> [Records provided]
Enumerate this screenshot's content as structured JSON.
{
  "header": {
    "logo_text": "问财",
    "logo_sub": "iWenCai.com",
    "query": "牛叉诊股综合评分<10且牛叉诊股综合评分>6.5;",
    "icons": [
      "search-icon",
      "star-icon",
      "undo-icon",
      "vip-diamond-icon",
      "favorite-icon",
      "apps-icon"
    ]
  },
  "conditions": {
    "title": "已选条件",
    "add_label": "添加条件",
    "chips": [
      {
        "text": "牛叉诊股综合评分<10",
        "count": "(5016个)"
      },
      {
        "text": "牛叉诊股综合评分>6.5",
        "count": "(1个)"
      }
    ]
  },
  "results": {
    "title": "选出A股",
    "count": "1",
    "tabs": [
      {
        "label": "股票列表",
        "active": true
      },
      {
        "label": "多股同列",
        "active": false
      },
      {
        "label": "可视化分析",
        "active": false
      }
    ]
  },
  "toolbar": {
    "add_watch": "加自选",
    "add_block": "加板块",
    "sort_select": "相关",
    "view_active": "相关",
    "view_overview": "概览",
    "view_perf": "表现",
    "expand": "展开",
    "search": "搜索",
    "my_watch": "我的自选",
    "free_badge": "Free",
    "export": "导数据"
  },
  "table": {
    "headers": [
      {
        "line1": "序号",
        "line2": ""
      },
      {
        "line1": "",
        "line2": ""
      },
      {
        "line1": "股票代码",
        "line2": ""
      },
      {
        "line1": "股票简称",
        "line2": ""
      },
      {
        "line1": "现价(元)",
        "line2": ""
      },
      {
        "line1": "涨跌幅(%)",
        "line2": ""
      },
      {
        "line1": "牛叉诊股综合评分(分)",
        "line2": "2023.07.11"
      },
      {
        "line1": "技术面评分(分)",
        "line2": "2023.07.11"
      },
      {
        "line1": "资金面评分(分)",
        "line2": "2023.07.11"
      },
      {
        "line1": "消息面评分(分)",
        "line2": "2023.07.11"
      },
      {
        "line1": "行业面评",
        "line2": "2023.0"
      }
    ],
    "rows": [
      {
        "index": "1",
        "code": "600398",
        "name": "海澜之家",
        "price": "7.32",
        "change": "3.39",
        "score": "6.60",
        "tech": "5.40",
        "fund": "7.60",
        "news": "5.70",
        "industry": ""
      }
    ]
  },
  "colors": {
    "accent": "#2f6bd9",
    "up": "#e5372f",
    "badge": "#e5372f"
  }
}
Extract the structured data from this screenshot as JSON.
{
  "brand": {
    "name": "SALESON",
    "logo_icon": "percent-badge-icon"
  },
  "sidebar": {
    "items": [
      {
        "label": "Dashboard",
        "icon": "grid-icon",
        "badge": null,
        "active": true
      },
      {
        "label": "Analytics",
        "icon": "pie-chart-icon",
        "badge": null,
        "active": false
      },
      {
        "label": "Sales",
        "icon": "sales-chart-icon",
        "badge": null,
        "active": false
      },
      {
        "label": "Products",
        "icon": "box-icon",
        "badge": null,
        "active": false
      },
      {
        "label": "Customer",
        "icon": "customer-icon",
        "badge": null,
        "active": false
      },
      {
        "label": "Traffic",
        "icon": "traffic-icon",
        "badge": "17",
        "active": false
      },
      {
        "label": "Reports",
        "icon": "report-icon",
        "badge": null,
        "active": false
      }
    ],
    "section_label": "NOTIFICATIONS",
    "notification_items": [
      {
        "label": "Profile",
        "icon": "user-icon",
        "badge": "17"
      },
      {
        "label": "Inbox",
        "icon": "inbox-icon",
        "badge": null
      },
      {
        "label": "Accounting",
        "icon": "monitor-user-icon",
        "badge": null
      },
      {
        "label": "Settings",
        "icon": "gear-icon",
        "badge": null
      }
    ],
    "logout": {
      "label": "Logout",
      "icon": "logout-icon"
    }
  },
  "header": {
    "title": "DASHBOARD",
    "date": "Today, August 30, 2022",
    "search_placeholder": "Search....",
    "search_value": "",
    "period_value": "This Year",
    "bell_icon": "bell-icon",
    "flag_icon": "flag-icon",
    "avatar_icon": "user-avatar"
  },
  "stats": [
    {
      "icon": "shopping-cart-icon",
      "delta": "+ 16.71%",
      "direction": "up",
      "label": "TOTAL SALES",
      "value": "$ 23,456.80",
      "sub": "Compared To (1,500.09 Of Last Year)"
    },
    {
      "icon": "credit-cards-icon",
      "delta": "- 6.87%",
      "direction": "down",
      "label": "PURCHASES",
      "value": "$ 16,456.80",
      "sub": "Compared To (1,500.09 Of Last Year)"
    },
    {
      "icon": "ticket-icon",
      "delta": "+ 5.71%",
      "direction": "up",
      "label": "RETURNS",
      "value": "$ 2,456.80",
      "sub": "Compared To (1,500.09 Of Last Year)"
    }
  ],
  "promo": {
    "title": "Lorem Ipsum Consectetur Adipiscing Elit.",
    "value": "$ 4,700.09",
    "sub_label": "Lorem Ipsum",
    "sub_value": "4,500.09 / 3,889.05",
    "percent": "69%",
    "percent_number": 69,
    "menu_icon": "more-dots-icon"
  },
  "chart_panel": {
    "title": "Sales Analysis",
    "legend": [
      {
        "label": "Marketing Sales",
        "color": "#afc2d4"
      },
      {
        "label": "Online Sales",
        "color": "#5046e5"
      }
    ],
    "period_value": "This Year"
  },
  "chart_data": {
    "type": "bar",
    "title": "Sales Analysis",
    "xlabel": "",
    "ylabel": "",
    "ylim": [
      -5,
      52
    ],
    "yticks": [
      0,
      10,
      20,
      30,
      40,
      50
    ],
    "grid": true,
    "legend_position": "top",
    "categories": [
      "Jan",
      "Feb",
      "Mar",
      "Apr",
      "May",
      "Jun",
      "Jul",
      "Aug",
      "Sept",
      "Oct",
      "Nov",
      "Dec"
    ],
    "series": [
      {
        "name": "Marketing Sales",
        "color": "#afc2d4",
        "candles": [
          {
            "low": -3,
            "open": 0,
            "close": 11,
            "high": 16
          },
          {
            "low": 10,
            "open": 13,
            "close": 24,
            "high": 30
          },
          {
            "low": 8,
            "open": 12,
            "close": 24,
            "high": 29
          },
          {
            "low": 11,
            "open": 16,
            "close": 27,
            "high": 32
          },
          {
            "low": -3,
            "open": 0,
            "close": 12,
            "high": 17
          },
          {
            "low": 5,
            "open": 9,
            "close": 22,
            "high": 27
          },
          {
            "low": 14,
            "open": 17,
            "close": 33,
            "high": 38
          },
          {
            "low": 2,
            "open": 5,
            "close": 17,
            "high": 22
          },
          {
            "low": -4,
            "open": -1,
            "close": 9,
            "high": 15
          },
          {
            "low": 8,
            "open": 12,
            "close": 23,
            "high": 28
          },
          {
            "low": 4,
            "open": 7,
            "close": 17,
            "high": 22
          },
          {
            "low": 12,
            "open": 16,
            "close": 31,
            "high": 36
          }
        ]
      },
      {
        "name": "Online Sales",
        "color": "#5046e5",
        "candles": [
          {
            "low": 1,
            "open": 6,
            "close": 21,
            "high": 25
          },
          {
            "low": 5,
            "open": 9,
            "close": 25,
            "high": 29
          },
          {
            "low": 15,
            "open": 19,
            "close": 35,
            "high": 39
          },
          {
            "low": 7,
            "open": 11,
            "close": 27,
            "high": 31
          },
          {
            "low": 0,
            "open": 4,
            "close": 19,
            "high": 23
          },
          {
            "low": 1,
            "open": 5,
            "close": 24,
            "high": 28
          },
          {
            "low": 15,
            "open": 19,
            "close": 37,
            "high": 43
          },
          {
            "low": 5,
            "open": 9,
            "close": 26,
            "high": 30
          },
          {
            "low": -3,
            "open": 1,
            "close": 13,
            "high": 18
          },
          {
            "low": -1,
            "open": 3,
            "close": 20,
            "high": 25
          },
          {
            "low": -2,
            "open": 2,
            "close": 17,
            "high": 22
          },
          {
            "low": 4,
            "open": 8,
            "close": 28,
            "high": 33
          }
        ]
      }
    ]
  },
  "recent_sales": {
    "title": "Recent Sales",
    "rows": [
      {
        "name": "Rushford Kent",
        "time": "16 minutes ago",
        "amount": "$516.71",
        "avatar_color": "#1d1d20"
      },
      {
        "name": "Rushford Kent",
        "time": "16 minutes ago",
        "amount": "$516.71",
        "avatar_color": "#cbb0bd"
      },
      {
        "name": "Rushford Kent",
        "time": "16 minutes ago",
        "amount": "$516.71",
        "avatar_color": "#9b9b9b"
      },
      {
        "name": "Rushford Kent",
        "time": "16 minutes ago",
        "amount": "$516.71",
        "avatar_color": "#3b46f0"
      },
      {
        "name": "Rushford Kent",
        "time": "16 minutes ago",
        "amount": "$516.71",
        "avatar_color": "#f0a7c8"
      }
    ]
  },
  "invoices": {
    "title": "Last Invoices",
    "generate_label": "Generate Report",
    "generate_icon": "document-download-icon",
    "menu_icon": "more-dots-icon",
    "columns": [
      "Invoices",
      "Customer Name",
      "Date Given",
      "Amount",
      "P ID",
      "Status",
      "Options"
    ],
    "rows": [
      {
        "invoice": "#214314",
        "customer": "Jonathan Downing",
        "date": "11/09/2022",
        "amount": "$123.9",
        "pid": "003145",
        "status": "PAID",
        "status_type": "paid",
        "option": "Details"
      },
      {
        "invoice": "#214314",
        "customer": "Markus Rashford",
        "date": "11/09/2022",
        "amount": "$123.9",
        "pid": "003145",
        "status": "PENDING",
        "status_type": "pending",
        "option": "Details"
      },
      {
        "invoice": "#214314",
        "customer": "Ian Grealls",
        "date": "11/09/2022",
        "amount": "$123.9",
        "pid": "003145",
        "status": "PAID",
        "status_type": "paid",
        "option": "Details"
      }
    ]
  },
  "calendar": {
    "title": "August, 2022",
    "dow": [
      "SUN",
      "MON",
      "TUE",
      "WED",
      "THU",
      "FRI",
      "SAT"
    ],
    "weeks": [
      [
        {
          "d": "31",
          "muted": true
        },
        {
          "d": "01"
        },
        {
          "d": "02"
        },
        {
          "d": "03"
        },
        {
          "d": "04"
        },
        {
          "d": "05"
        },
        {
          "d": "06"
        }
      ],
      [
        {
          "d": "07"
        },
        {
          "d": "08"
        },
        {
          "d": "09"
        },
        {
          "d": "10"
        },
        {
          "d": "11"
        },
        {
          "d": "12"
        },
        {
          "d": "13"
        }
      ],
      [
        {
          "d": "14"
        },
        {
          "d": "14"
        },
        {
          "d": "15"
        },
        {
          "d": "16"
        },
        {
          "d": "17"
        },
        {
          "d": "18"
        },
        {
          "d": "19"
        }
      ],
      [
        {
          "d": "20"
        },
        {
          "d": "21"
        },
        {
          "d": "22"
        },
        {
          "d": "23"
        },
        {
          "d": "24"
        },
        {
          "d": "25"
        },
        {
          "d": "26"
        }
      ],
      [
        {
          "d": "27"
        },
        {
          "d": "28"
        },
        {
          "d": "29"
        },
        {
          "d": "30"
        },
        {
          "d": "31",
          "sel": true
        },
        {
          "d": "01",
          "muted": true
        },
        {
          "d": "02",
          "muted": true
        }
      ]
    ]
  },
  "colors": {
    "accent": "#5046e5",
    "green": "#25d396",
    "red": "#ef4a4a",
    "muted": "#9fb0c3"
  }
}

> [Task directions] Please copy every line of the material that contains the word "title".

> [Exercise result]
    "title": "已选条件",
    "title": "选出A股",
    "title": "DASHBOARD",
    "title": "Lorem Ipsum Consectetur Adipiscing Elit.",
    "title": "Sales Analysis",
    "title": "Sales Analysis",
    "title": "Recent Sales",
    "title": "Last Invoices",
    "title": "August, 2022",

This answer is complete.